Now, if we can conclude currency is not being fairly distributed, as some people and companies are favoured instead of others, what can we do about that? Is there a meaningful way Bitcoin can really tackle this issue?
The short answer is: yes. Bitcoin does help.
If you take a look at this piece we wrote, discussing what the Cantillon Effect is, and how it takes place within the Bitcoin ecosystem, you’ll notice we reach quite a staggering conclusion.
That bitcoin addresses holding large sums of BTC, over 1,000, are diminishing versus the number of addresses holding small sums, between 0.1 and one bitcoin.
Image by author: The distribution of the volume of BTC held by addresses ≥ 1 and ≥ 0.1 versus addresses ≥ 1000 bitcoin
What the data shows is something rather spectacular. The percentage of the total bitcoin volume held by addresses with at least one and 0.1 bitcoin seems to be growing compared to the addresses containing a minimum of 1,000 bitcoin, which shows how evenly BTC is being distributed.
Since 2013, the number of bitcoin held by addresses with a minimum of one and 0.1 bitcoin more than doubled, from 15% to over 30%. At its peak, the amount of bitcoin volume held by addresses with at least one BTC was almost 45% of the total volume of bitcoin held by addresses with no less than 1,000 BTC. Interestingly, this top coincided with the BTC/USD all-time high.
In sum, the Cantillon Effect in the Bitcoin network is precisely the opposite to traditional currency networks: because no one can dilute your position by increasing the total currency supply (without a public minting schedule), your bitcoin isn’t losing value.
Therefore, the satoshis you hold will never be diluted. This means the Cantillon Effect disappears with Bitcoin since no one can allocate extra currency, not planned in the protocol, to be minted and given to a group of people or companies. Bitcoin can only be minted the hard way: by producing valid proof-of-work.
Essentially, Bitcoin’s greatest innovation was to completely separate money production from central banks and states. Perhaps, that was the greatest achievement of the century.
Before we conclude this piece, it’s important to underline a key message recently shared by Ray Dalio, CEO of Bridgewater Associates.
In one of his latest interviews, Dalio mentions a key aspect most people tend to forget, that technology changes at a much faster pace than human behaviour, morals and values. Hence, the seemingly long time it takes for a technology such as Bitcoin to get massively adopted.
Think of the most important technologies developed to date. Think of the somewhat distant past.
The fact of the matter is only when humankind separated the church from the state, by inventing the printing press, we were able to kick-start the enlightened ages. Before that, science was virtually non existent and publications were dominated by the clergy.
The same logic can be applied to currency. While it remains linked to central powers, the ability for humans to truly be free will always be limited. Only when we accept, as a global species, that money should be decentralized and not linked to central institutions, can we perhaps dream of giving people an easy way to accumulate wealth across generations.

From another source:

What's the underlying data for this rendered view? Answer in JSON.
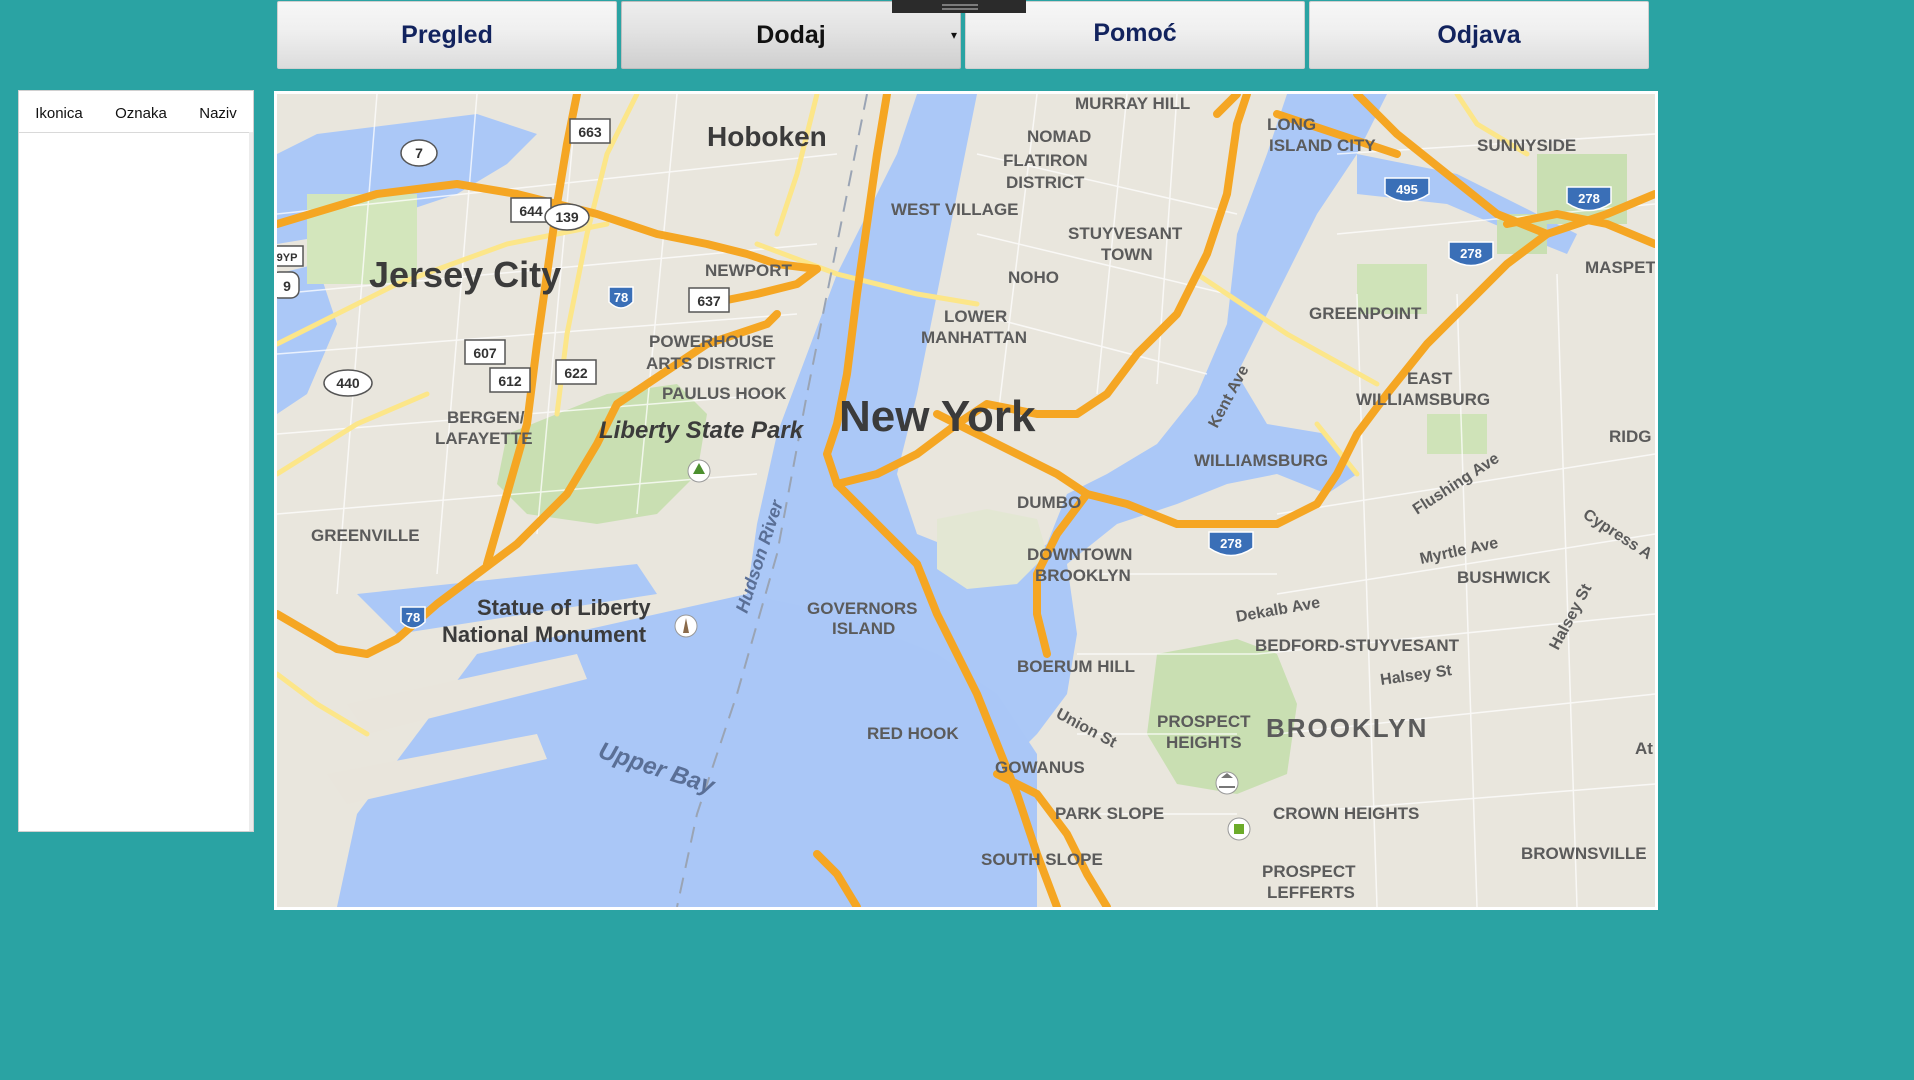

Bitcoin, being a digital hard-money native asset, fixes this problem. It takes away the ability of any government or central power to easily coerce their population by destroying local purchasing power.
If people can easily opt out of the system, with a few clicks, then digital gold is, de facto, born.
What’s the point of storing wealth in an inflationary currency, when there’s a hard-money digital asset you can own, just a few clicks away, that will most likely protect your hard-earned money in the long term?
In our humble opinion, there is a chance for Bitcoin to be the spark that lights up the movement against state-controlled currencies. Each and every year that Bitcoin survives against attacks, be it a bug, a malicious actor or even regulatory bodies, the likelihood it will continue to exist increases.
Therefore, Bitcoin could be the main driver for a global hard money economy.